Dr. Boyd is currently working in her 12th semester at UTC. She teaches ecology and climate change biology. We selected Dr. Boyd for this month’s faculty highlight because of the grant she was awarded in Fall of 2013. Dr. Boyd’s ecology class is coupled with a lab that traditionally required students to conduct experiments on the local flora and fauna. Unfortunately, the experiments were so local they were primarily limited to areas within walking distance of campus. Some of the students studied squirrels in the cemetery while others studied the foliage around campus. In the meantime, Dr. Boyd was conducting her own research on a rare species of orchid that grows a few hours away from Chattanooga.
The species Dr. Boyd is interested in only grows in the area she is studying. She has been concerned for some time that it may be endangered, but currently it is not listed as an endangered species. The rarity of a species does not automatically qualify it for endangered status. In order to register a species as endangered, there must be evidence to support that the population is in decline and the researcher must propose methods for managing the species.
Last year Dr. Boyd decided to incorporate her interest in this specific species into her ecology lab. She did this by asking the students to develop a research plan regarding the rare orchids. The purpose of the research was to determine if the species was endangered or not, based upon national guidelines. It was up to the students to figure out what needed to be measured and how the plan would be executed.
The students decided to map an area where the species is found with a grid system and then count the number of orchids found in each section of the grid. After counting the number of orchids they planned to measure light factors, soil factors and other possible variables in each section of the grid. Unfortunately, upon their arrival at the site they found hundreds of snakes had inhabited the area since the last time Dr. Boyd had visited. She couldn’t safely ask the students to conduct their measurements in the area with the threat of poisonous snakebites.
Above is a photo of beautiful orchids and a menacing copperhead.
In order to conduct the research, Dr. Boyd asked for a grant from the Think Achieve program to provide snake-proofing garb for the students. Once the students had the appropriate gear they were able to go in an conduct their experiments in the area.
Above is a picture of the students working in the field.
The experiments didn’t turn up any evidence to support the endangerment of this rare species, but it did provide the students with a unique hands-on experience related to their field. Students are graded on the process rather than the outcome. When the next class takes on the task they will assess the job the previous class did before moving forward. The next experiment will be based upon the strengths of the previous research and will attempt to address alternative hypothesis that were not studied in the previous class.

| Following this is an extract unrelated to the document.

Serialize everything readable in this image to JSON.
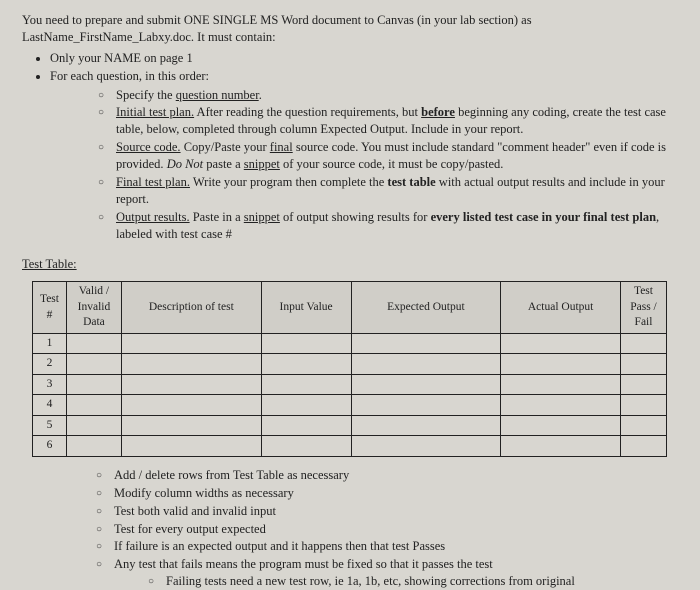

This assignment is unique for students and professors. The most interesting part about it is that the professor does not have an answer key. Dr. Boyd had no idea how the results would come out when the assignment was over and that made it even more interesting for everyone involved. After all, that is how science works.